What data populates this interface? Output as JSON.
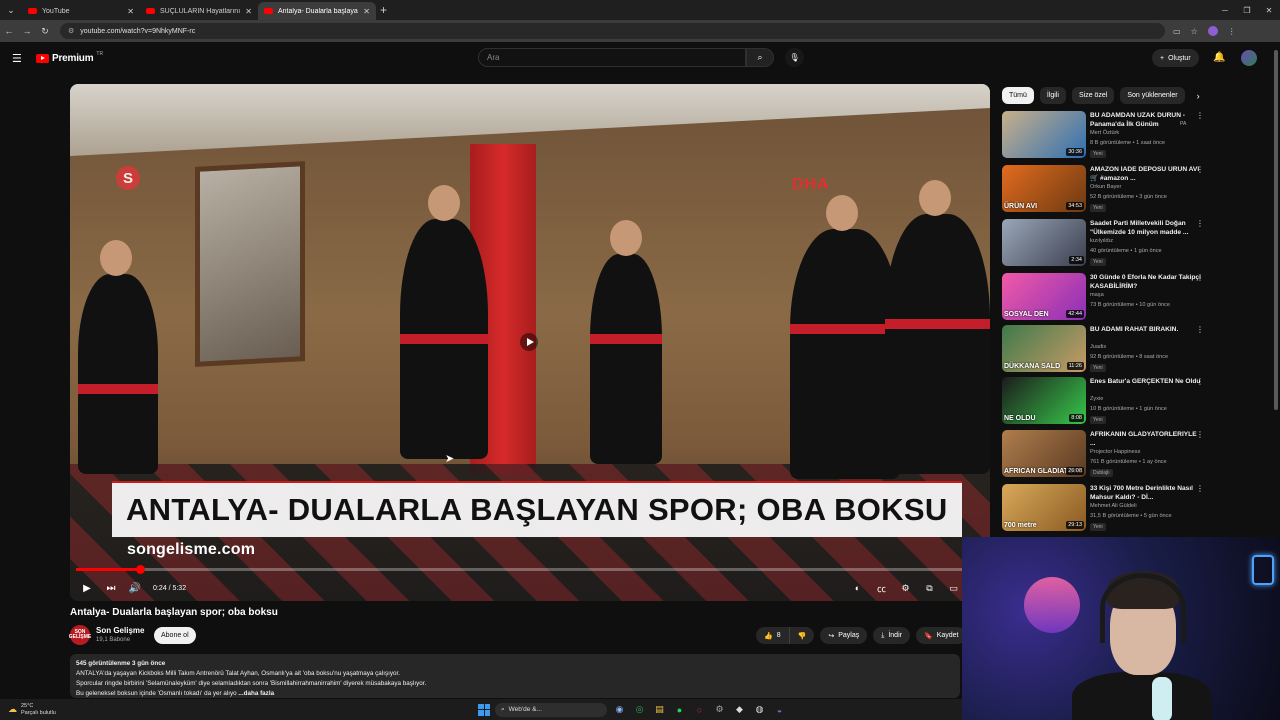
{
  "browser": {
    "tabs": [
      {
        "label": "YouTube",
        "active": false
      },
      {
        "label": "SUÇLULARIN Hayatlarını MAHV",
        "active": false
      },
      {
        "label": "Antalya- Dualarla başlayan spo",
        "active": true
      }
    ],
    "url": "youtube.com/watch?v=9NhkyMNF-rc"
  },
  "header": {
    "logo_text": "Premium",
    "logo_sup": "TR",
    "search_placeholder": "Ara",
    "create_label": "Oluştur"
  },
  "player": {
    "caption": "ANTALYA- DUALARLA BAŞLAYAN SPOR; OBA BOKSU",
    "site": "songelisme.com",
    "watermark_s": "S",
    "watermark_dha": "DHA",
    "time": "0:24 / 5:32",
    "progress": 0.072
  },
  "video": {
    "title": "Antalya- Dualarla başlayan spor; oba boksu",
    "channel": "Son Gelişme",
    "channel_avatar_text": "SON GELİŞME",
    "subscribers": "19,1 Babone",
    "subscribe_label": "Abone ol",
    "likes": "8",
    "share_label": "Paylaş",
    "download_label": "İndir",
    "save_label": "Kaydet"
  },
  "description": {
    "views_line": "545 görüntülenme  3 gün önce",
    "lines": [
      "ANTALYA'da yaşayan Kickboks Milli Takım Antrenörü Talat Ayhan, Osmanlı'ya ait 'oba boksu'nu yaşatmaya çalışıyor.",
      "Sporcular ringde birbirini 'Selamünaleyküm' diye selamladıktan sonra 'Bismillahirrahmanirrahim' diyerek müsabakaya başlıyor.",
      "Bu geleneksel boksun içinde 'Osmanlı tokadı' da yer alıyo"
    ],
    "more": "...daha fazla"
  },
  "sidebar": {
    "chips": [
      "Tümü",
      "İlgili",
      "Size özel",
      "Son yüklenenler"
    ],
    "items": [
      {
        "title": "BU ADAMDAN UZAK DURUN - Panama'da İlk Günüm",
        "title_suffix": "PA",
        "channel": "Mert Öztürk",
        "meta": "8 B görüntüleme • 1 saat önce",
        "badge": "Yeni",
        "duration": "30:36",
        "thumb_colors": [
          "#c9b08a",
          "#2f6fb3"
        ],
        "thumb_text": ""
      },
      {
        "title": "AMAZON İADE DEPOSU ÜRÜN AVI 🛒 #amazon ...",
        "channel": "Orkun Bayer",
        "meta": "52 B görüntüleme • 3 gün önce",
        "badge": "Yeni",
        "duration": "34:53",
        "thumb_colors": [
          "#e36b1e",
          "#6b3a12"
        ],
        "thumb_text": "ÜRÜN AVI"
      },
      {
        "title": "Saadet Parti Milletvekili Doğan \"Ülkemizde 10 milyon madde ...",
        "channel": "kızılyıldız",
        "meta": "40 görüntüleme • 1 gün önce",
        "badge": "Yeni",
        "duration": "2:34",
        "thumb_colors": [
          "#9aa7b8",
          "#3b3f4f"
        ],
        "thumb_text": ""
      },
      {
        "title": "30 Günde 0 Eforla Ne Kadar Takipçi KASABİLİRİM?",
        "channel": "maşa",
        "meta": "73 B görüntüleme • 10 gün önce",
        "badge": "",
        "duration": "42:44",
        "thumb_colors": [
          "#f25aa6",
          "#8a2fb8"
        ],
        "thumb_text": "SOSYAL DEN"
      },
      {
        "title": "BU ADAMI RAHAT BIRAKIN.",
        "channel": "Juadis",
        "meta": "92 B görüntüleme • 8 saat önce",
        "badge": "Yeni",
        "duration": "11:26",
        "thumb_colors": [
          "#3f7a4a",
          "#c89b67"
        ],
        "thumb_text": "DÜKKANA SALD"
      },
      {
        "title": "Enes Batur'a GERÇEKTEN Ne Oldu",
        "channel": "Zyxie",
        "meta": "10 B görüntüleme • 1 gün önce",
        "badge": "Yeni",
        "duration": "8:08",
        "thumb_colors": [
          "#1c1c1c",
          "#37c84a"
        ],
        "thumb_text": "NE OLDU"
      },
      {
        "title": "AFRİKANIN GLADYATÖRLERİYLE ...",
        "channel": "Projector Happiness",
        "meta": "761 B görüntüleme • 1 ay önce",
        "badge": "Dublajlı",
        "duration": "26:08",
        "thumb_colors": [
          "#b07d4d",
          "#5a3b22"
        ],
        "thumb_text": "AFRICAN GLADIATORS"
      },
      {
        "title": "33 Kişi 700 Metre Derinlikte Nasıl Mahsur Kaldı? - Dİ...",
        "channel": "Mehmet Ali Güldeli",
        "meta": "31,5 B görüntüleme • 5 gün önce",
        "badge": "Yeni",
        "duration": "29:13",
        "thumb_colors": [
          "#d8a95a",
          "#8a5a22"
        ],
        "thumb_text": "700 metre"
      }
    ]
  },
  "taskbar": {
    "temp": "25°C",
    "weather_desc": "Parçalı bulutlu",
    "search_label": "Web'de &..."
  }
}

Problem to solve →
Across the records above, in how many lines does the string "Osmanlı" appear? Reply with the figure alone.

Written answer →
2